(PROVIDED DATA begins)

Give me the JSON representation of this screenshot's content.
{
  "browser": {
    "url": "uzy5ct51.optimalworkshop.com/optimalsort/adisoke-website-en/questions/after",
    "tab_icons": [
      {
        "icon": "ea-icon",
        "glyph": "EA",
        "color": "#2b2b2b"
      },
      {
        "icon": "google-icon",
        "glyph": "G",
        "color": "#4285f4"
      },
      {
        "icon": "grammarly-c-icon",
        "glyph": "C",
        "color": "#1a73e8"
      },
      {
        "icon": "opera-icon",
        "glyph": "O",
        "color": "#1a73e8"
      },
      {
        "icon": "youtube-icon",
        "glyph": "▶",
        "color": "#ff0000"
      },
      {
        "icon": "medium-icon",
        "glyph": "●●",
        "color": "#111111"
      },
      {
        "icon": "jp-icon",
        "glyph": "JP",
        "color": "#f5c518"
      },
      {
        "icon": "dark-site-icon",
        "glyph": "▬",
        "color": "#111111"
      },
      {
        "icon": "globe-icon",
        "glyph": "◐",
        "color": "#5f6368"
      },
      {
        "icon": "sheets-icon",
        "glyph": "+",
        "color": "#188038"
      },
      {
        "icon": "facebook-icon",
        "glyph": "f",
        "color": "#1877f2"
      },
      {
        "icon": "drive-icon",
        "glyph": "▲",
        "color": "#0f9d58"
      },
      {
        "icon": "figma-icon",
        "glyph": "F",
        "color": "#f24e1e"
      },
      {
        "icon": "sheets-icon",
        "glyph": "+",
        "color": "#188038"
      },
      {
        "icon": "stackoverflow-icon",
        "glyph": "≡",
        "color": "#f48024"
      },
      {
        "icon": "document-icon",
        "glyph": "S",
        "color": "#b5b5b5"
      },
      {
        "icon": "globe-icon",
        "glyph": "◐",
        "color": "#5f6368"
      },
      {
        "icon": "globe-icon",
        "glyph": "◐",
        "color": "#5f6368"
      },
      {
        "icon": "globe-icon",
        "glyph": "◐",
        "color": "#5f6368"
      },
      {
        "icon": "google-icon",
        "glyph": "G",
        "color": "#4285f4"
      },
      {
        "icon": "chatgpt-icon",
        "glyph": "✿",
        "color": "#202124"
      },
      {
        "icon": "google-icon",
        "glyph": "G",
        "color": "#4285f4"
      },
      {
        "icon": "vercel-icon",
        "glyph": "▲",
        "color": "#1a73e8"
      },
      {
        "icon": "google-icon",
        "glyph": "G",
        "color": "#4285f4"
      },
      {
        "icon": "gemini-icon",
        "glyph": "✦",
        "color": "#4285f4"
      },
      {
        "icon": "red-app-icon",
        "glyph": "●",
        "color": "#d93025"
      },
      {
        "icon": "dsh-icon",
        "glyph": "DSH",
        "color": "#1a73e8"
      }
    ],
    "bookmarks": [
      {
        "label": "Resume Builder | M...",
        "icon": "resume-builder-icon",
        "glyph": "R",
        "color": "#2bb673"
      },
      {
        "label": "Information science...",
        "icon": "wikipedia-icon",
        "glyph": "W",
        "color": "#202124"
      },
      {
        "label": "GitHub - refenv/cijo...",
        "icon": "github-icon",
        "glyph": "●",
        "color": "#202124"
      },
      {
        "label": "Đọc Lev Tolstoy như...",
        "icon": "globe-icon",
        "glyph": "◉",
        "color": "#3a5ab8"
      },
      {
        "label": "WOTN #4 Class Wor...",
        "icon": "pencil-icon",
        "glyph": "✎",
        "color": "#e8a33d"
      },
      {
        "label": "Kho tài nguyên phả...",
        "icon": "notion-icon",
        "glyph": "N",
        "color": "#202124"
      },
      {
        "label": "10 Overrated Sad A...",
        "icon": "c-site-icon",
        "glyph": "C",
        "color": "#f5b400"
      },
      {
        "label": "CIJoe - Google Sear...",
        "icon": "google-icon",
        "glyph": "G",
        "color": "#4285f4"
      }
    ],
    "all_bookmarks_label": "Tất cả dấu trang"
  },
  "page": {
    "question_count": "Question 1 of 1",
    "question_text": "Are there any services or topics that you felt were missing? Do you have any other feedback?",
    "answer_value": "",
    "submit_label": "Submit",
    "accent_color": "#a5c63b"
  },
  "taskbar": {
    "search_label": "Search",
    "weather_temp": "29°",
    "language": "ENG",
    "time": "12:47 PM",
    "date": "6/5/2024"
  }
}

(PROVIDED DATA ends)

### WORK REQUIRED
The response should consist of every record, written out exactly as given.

### ANSWER BOX
Give me the JSON representation of this screenshot's content.
{
  "browser": {
    "url": "uzy5ct51.optimalworkshop.com/optimalsort/adisoke-website-en/questions/after",
    "tab_icons": [
      {
        "icon": "ea-icon",
        "glyph": "EA",
        "color": "#2b2b2b"
      },
      {
        "icon": "google-icon",
        "glyph": "G",
        "color": "#4285f4"
      },
      {
        "icon": "grammarly-c-icon",
        "glyph": "C",
        "color": "#1a73e8"
      },
      {
        "icon": "opera-icon",
        "glyph": "O",
        "color": "#1a73e8"
      },
      {
        "icon": "youtube-icon",
        "glyph": "▶",
        "color": "#ff0000"
      },
      {
        "icon": "medium-icon",
        "glyph": "●●",
        "color": "#111111"
      },
      {
        "icon": "jp-icon",
        "glyph": "JP",
        "color": "#f5c518"
      },
      {
        "icon": "dark-site-icon",
        "glyph": "▬",
        "color": "#111111"
      },
      {
        "icon": "globe-icon",
        "glyph": "◐",
        "color": "#5f6368"
      },
      {
        "icon": "sheets-icon",
        "glyph": "+",
        "color": "#188038"
      },
      {
        "icon": "facebook-icon",
        "glyph": "f",
        "color": "#1877f2"
      },
      {
        "icon": "drive-icon",
        "glyph": "▲",
        "color": "#0f9d58"
      },
      {
        "icon": "figma-icon",
        "glyph": "F",
        "color": "#f24e1e"
      },
      {
        "icon": "sheets-icon",
        "glyph": "+",
        "color": "#188038"
      },
      {
        "icon": "stackoverflow-icon",
        "glyph": "≡",
        "color": "#f48024"
      },
      {
        "icon": "document-icon",
        "glyph": "S",
        "color": "#b5b5b5"
      },
      {
        "icon": "globe-icon",
        "glyph": "◐",
        "color": "#5f6368"
      },
      {
        "icon": "globe-icon",
        "glyph": "◐",
        "color": "#5f6368"
      },
      {
        "icon": "globe-icon",
        "glyph": "◐",
        "color": "#5f6368"
      },
      {
        "icon": "google-icon",
        "glyph": "G",
        "color": "#4285f4"
      },
      {
        "icon": "chatgpt-icon",
        "glyph": "✿",
        "color": "#202124"
      },
      {
        "icon": "google-icon",
        "glyph": "G",
        "color": "#4285f4"
      },
      {
        "icon": "vercel-icon",
        "glyph": "▲",
        "color": "#1a73e8"
      },
      {
        "icon": "google-icon",
        "glyph": "G",
        "color": "#4285f4"
      },
      {
        "icon": "gemini-icon",
        "glyph": "✦",
        "color": "#4285f4"
      },
      {
        "icon": "red-app-icon",
        "glyph": "●",
        "color": "#d93025"
      },
      {
        "icon": "dsh-icon",
        "glyph": "DSH",
        "color": "#1a73e8"
      }
    ],
    "bookmarks": [
      {
        "label": "Resume Builder | M...",
        "icon": "resume-builder-icon",
        "glyph": "R",
        "color": "#2bb673"
      },
      {
        "label": "Information science...",
        "icon": "wikipedia-icon",
        "glyph": "W",
        "color": "#202124"
      },
      {
        "label": "GitHub - refenv/cijo...",
        "icon": "github-icon",
        "glyph": "●",
        "color": "#202124"
      },
      {
        "label": "Đọc Lev Tolstoy như...",
        "icon": "globe-icon",
        "glyph": "◉",
        "color": "#3a5ab8"
      },
      {
        "label": "WOTN #4 Class Wor...",
        "icon": "pencil-icon",
        "glyph": "✎",
        "color": "#e8a33d"
      },
      {
        "label": "Kho tài nguyên phả...",
        "icon": "notion-icon",
        "glyph": "N",
        "color": "#202124"
      },
      {
        "label": "10 Overrated Sad A...",
        "icon": "c-site-icon",
        "glyph": "C",
        "color": "#f5b400"
      },
      {
        "label": "CIJoe - Google Sear...",
        "icon": "google-icon",
        "glyph": "G",
        "color": "#4285f4"
      }
    ],
    "all_bookmarks_label": "Tất cả dấu trang"
  },
  "page": {
    "question_count": "Question 1 of 1",
    "question_text": "Are there any services or topics that you felt were missing? Do you have any other feedback?",
    "answer_value": "",
    "submit_label": "Submit",
    "accent_color": "#a5c63b"
  },
  "taskbar": {
    "search_label": "Search",
    "weather_temp": "29°",
    "language": "ENG",
    "time": "12:47 PM",
    "date": "6/5/2024"
  }
}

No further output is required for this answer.